Exercise objective
In the data below, find each line that contains the word "step" and copy it.

Extracted entries
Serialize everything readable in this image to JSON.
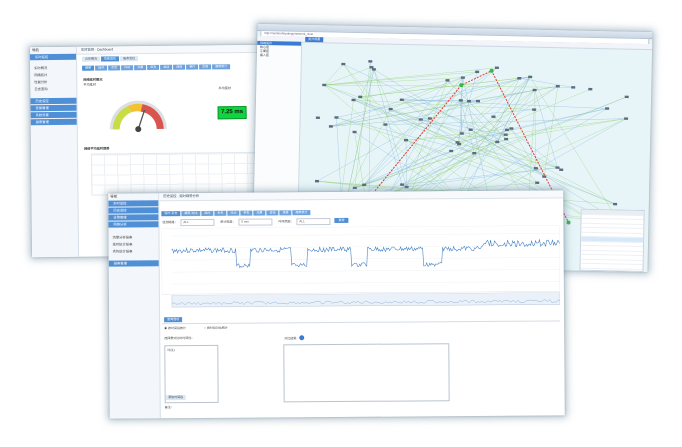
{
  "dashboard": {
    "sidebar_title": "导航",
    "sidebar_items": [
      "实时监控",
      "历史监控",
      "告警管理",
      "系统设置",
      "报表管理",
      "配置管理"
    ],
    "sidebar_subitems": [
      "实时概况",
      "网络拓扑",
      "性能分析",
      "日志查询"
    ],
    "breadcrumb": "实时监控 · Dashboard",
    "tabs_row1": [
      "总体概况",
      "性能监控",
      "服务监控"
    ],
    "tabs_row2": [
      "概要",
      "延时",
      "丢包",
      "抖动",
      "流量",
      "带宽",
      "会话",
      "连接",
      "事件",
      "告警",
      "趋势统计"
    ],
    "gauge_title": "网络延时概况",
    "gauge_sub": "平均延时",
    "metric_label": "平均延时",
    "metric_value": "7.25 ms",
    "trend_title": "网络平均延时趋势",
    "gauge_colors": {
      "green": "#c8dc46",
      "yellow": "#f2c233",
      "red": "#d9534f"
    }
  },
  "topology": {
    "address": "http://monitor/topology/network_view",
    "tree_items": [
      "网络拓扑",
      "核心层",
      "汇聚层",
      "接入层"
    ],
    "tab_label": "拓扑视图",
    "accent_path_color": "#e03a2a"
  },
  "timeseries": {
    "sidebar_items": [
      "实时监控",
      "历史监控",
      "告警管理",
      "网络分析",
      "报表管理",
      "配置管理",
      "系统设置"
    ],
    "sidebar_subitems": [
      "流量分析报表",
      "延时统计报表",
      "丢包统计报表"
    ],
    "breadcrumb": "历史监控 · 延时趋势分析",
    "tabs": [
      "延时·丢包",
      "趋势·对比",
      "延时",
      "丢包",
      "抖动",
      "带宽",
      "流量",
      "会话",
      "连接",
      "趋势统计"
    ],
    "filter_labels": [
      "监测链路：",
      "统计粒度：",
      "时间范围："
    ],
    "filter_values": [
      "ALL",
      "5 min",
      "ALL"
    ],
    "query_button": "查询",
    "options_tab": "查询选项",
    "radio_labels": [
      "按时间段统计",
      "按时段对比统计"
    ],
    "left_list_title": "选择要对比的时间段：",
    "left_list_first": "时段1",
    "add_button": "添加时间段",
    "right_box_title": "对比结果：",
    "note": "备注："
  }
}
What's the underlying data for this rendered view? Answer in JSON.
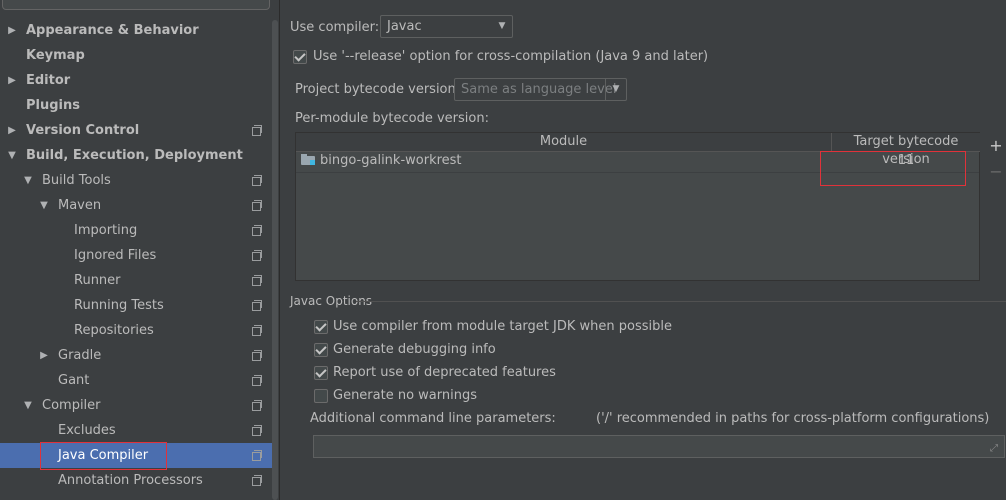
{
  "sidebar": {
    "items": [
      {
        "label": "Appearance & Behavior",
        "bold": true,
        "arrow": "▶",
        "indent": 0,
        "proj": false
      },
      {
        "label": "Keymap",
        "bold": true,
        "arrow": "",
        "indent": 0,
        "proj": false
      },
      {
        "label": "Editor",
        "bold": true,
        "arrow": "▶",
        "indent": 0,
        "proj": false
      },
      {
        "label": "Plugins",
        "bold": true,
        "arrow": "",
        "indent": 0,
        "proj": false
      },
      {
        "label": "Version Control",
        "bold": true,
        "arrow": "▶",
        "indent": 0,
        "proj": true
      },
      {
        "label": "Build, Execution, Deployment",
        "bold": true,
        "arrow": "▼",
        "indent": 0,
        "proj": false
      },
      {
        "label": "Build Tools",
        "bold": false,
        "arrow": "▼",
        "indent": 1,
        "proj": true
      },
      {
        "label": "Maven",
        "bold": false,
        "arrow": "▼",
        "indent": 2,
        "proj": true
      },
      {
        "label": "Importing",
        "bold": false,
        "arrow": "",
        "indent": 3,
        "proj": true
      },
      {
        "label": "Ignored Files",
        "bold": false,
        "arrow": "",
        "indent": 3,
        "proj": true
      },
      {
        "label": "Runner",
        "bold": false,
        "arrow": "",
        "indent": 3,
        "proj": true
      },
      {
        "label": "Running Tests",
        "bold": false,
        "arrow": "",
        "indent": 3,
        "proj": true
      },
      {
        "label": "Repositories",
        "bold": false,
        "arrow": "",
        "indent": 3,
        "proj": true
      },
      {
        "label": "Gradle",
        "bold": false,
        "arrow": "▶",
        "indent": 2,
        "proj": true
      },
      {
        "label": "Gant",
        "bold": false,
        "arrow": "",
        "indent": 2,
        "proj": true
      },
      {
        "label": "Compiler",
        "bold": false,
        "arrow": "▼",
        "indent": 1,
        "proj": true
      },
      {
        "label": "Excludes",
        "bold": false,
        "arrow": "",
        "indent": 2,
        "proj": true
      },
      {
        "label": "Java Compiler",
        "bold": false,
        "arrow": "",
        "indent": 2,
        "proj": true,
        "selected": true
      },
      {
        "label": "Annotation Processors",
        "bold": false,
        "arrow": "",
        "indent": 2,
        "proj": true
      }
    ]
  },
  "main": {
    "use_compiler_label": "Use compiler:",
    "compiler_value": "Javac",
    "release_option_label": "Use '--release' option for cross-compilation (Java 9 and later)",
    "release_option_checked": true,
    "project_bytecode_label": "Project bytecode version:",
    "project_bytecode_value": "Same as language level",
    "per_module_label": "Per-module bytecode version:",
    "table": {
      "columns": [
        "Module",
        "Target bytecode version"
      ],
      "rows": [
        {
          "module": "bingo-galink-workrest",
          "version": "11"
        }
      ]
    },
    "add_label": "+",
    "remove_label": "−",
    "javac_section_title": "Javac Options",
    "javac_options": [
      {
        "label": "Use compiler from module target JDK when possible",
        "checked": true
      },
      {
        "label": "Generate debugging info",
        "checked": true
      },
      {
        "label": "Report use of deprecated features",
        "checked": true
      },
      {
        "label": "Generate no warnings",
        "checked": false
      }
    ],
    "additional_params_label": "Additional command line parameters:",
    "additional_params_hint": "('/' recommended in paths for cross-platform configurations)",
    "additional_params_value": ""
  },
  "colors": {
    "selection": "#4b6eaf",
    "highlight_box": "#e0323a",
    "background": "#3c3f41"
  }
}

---

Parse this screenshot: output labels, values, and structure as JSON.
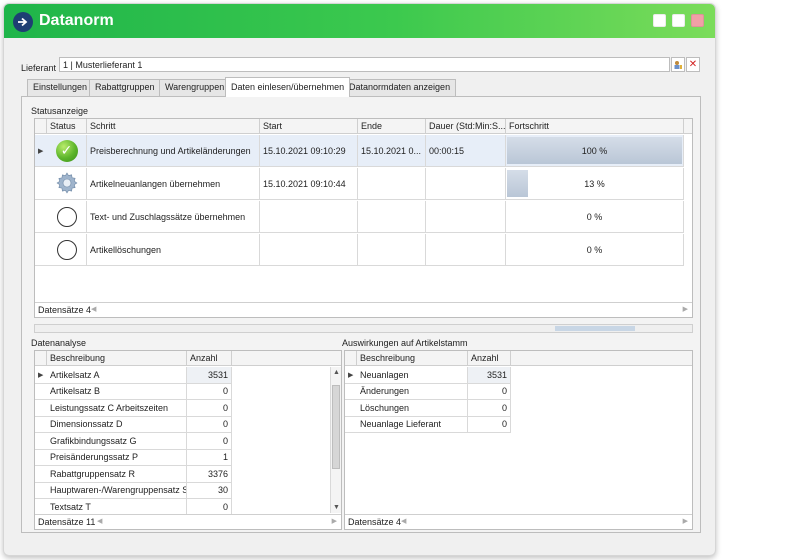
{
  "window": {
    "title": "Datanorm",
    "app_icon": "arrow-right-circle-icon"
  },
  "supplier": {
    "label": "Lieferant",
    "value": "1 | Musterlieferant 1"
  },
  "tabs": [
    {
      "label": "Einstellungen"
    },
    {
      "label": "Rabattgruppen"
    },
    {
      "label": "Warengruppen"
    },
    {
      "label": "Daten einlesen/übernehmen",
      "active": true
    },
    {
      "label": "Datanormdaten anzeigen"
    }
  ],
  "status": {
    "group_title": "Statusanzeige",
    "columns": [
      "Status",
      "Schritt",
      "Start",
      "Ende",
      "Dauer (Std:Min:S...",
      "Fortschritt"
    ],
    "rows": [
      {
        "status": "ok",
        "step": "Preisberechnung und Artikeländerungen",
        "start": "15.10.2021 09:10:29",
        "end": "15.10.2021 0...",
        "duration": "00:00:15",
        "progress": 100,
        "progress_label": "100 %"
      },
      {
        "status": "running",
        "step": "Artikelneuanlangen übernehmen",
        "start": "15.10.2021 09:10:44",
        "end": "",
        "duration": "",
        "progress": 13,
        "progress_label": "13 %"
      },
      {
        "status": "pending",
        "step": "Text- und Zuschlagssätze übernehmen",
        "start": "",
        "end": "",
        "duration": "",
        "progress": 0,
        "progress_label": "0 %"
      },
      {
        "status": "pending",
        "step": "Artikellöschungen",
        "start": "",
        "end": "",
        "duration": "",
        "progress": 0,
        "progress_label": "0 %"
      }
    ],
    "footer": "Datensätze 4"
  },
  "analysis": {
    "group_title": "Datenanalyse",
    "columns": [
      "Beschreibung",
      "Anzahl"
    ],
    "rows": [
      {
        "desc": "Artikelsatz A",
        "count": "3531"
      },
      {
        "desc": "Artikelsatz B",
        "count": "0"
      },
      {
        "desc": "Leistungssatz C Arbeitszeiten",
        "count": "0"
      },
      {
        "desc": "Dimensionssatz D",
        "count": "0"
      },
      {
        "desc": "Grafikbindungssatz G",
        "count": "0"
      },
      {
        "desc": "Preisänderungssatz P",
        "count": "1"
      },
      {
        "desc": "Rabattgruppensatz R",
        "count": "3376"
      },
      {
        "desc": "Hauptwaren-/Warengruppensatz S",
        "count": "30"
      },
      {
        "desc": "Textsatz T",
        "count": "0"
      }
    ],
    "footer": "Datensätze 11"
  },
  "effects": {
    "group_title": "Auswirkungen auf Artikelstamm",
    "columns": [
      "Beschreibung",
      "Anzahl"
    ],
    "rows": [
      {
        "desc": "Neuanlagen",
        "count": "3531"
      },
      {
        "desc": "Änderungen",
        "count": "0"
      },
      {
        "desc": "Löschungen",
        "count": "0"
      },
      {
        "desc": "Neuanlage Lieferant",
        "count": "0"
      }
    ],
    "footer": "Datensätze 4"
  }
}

Solution to this exercise
        "step": "Preisberechnung und Artikeländerungen",
        "step": "Artikelneuanlangen übernehmen",
        "step": "Text- und Zuschlagssätze übernehmen",
        "step": "Artikellöschungen",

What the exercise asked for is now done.